Exercise directions => From the entries below, gather every line containing the string "header".

━━━ Provided data

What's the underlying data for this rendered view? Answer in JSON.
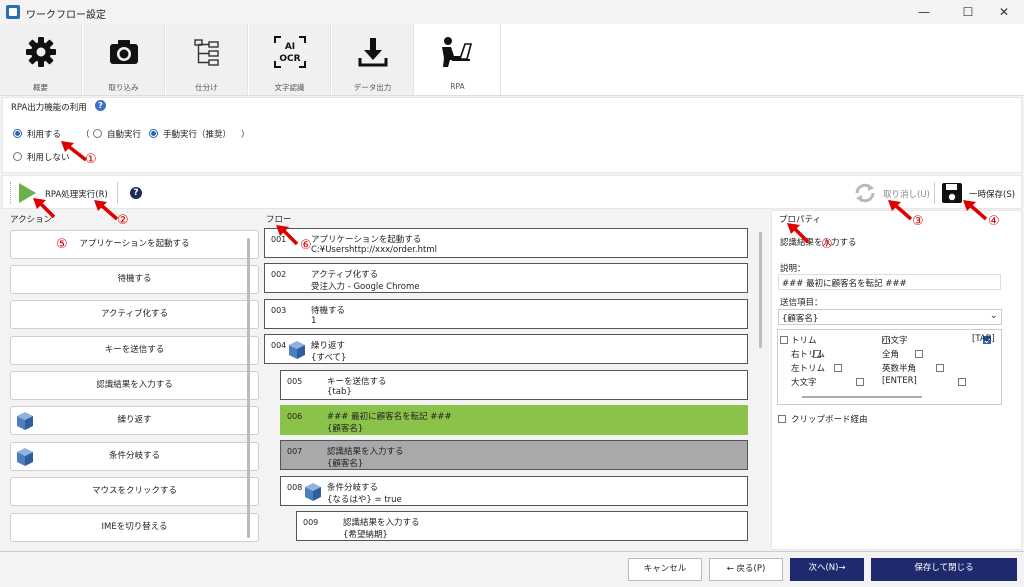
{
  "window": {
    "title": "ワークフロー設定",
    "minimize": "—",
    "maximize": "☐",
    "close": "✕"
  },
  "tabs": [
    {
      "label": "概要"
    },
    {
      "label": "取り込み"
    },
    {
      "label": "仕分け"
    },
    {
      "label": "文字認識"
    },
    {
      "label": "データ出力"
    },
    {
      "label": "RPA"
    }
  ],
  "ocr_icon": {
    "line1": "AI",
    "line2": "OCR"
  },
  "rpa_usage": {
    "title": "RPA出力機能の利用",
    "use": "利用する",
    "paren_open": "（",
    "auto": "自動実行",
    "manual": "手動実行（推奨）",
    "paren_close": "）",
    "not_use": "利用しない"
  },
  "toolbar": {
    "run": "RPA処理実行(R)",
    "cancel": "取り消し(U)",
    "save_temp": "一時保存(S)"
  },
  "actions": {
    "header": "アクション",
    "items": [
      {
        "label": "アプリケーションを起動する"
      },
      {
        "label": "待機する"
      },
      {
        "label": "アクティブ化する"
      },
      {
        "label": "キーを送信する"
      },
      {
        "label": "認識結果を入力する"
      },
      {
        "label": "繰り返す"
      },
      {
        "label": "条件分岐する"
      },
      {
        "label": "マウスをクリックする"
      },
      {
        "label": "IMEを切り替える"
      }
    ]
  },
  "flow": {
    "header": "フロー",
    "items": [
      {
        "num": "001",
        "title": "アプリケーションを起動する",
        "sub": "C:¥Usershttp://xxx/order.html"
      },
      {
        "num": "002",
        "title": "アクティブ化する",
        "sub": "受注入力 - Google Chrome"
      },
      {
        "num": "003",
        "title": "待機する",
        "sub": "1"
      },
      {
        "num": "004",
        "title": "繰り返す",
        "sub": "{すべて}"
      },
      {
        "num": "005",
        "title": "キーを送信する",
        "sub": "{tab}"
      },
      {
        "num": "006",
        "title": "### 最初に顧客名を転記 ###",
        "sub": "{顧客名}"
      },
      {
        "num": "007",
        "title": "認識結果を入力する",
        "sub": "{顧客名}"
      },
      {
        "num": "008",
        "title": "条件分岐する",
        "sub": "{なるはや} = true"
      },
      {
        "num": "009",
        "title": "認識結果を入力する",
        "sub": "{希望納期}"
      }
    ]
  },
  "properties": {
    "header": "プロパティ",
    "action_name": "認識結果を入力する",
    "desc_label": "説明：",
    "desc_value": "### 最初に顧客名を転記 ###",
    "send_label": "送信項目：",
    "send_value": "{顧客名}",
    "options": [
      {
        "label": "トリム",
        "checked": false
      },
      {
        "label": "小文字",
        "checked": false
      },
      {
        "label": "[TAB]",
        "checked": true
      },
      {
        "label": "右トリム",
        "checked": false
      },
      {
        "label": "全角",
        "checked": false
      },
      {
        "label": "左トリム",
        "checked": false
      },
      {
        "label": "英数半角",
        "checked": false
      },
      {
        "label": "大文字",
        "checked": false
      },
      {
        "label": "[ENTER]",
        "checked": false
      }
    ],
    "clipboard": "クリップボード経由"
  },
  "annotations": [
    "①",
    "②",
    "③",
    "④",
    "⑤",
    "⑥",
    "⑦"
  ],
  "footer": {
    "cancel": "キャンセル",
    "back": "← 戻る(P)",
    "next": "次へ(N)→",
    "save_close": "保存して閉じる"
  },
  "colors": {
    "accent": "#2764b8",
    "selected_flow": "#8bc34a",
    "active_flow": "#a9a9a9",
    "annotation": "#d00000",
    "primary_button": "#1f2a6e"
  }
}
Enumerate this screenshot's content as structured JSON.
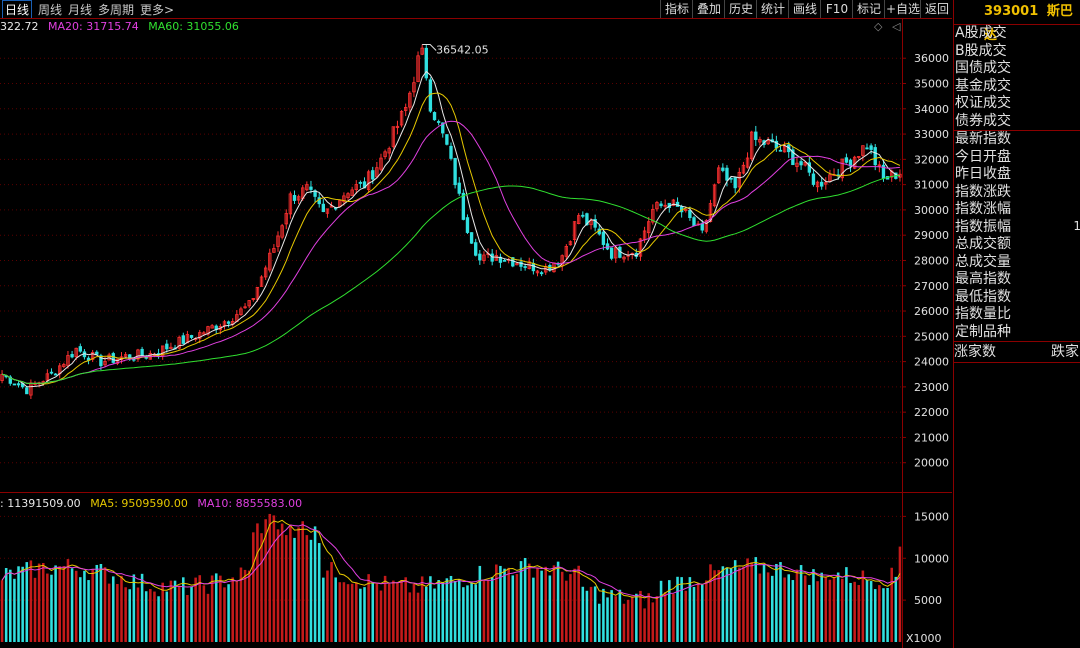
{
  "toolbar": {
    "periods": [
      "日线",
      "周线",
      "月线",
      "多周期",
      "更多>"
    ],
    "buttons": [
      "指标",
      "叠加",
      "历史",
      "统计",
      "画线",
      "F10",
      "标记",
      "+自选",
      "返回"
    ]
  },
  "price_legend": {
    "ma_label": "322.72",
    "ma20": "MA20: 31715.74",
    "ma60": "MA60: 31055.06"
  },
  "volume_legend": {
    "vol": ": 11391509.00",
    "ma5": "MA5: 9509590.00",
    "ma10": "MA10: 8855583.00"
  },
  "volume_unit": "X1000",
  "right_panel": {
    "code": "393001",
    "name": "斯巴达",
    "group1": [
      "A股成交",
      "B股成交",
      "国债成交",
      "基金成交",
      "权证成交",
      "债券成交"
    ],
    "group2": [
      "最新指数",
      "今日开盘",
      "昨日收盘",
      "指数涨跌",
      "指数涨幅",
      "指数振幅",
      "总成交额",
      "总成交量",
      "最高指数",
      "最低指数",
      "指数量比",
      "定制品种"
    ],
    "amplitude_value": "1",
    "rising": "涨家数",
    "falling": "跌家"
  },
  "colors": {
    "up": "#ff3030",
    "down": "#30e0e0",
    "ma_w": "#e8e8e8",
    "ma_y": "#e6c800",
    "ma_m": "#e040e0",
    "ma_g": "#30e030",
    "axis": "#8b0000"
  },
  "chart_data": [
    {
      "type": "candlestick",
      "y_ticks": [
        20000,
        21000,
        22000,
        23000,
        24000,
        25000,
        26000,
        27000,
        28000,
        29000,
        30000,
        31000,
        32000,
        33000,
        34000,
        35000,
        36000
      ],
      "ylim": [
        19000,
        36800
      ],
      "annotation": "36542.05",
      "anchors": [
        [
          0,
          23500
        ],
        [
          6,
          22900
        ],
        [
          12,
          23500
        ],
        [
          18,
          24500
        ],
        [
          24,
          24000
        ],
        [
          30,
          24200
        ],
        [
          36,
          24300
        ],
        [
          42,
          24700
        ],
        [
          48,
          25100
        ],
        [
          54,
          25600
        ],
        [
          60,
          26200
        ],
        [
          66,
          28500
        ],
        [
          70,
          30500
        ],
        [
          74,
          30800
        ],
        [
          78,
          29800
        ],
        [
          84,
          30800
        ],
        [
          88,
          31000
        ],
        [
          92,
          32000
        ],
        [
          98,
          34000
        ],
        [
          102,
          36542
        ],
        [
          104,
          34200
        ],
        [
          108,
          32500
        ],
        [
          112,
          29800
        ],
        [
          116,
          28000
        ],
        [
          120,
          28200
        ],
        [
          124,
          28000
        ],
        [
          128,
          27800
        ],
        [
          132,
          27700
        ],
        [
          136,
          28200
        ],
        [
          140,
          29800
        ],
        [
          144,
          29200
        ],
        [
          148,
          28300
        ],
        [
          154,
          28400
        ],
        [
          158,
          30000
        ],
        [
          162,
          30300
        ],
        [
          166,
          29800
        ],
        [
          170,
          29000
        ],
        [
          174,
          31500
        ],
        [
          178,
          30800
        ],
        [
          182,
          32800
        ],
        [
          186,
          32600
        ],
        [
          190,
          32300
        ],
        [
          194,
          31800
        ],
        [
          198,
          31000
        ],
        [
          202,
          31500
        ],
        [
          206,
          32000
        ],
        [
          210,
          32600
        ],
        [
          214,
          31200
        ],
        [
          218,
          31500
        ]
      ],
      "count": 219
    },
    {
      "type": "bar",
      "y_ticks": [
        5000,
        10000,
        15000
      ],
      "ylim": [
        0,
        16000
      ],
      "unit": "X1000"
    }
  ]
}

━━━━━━
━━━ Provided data

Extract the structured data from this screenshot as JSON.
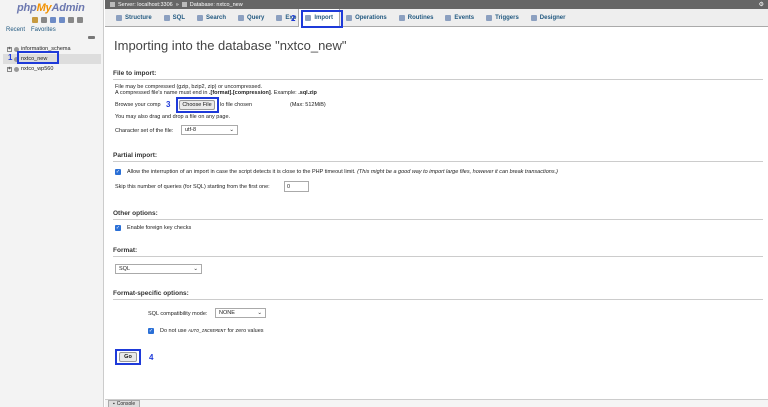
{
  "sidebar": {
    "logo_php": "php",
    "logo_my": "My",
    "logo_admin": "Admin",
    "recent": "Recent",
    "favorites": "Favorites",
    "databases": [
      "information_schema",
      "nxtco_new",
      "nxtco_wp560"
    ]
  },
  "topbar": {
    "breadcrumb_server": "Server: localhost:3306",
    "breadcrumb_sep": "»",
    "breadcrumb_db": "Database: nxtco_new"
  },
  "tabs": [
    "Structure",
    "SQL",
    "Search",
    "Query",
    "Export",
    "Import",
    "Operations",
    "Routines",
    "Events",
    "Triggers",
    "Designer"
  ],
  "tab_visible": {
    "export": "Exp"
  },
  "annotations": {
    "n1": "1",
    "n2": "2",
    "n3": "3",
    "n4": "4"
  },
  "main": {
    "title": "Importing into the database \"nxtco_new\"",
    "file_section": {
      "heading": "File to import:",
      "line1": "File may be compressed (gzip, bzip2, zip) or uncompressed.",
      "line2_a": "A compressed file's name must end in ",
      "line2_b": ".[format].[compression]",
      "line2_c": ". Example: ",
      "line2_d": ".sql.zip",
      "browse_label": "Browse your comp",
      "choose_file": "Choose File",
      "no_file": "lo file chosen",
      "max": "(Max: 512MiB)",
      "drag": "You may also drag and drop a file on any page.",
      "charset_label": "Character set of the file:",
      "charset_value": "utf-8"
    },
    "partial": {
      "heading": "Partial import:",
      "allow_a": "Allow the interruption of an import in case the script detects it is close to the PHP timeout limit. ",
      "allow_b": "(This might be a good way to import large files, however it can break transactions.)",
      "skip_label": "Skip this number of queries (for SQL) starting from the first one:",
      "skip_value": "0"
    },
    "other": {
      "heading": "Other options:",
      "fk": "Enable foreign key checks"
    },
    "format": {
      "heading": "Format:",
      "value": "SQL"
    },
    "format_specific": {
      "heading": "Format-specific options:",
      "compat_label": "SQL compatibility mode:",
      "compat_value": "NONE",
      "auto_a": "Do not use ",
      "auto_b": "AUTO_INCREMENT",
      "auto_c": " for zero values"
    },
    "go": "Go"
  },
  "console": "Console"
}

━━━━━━

Task response =>
    "header": "アクション",
    "header": "フロー",
    "header": "プロパティ",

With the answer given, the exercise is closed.